There's no such thing as a "local Unix timestamp". A Unix timestamp measures the number of seconds1 since the Unix epoch, which is defined as midnight on January 1st 1970 UTC.
This means that at any given instant in time, the current Unix timestamp is the same everywhere in the world. If people from two different countries were having a conversation, they'd both agree on "the current Unix timestamp" even if their watches showed different times.
So result b in your question is already correct: when it was 11:45am on April 11th 2020 in India, the Unix timestamp was 1586585700. Anything expecting 1586605500 isn't expecting a Unix timestamp. Rather than try to provide the result that that code expects, I would to correct that code to expect a Unix timestamp - or get it to expect a local value in some other form.

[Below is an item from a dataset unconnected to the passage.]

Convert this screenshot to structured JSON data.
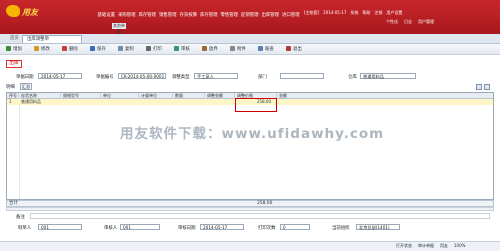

1 At least traditionally. The idea of "a Unix timestamp but in milliseconds, or microseconds, or nanoseconds" makes perfect sense, and doesn't change any of the rest of this answer.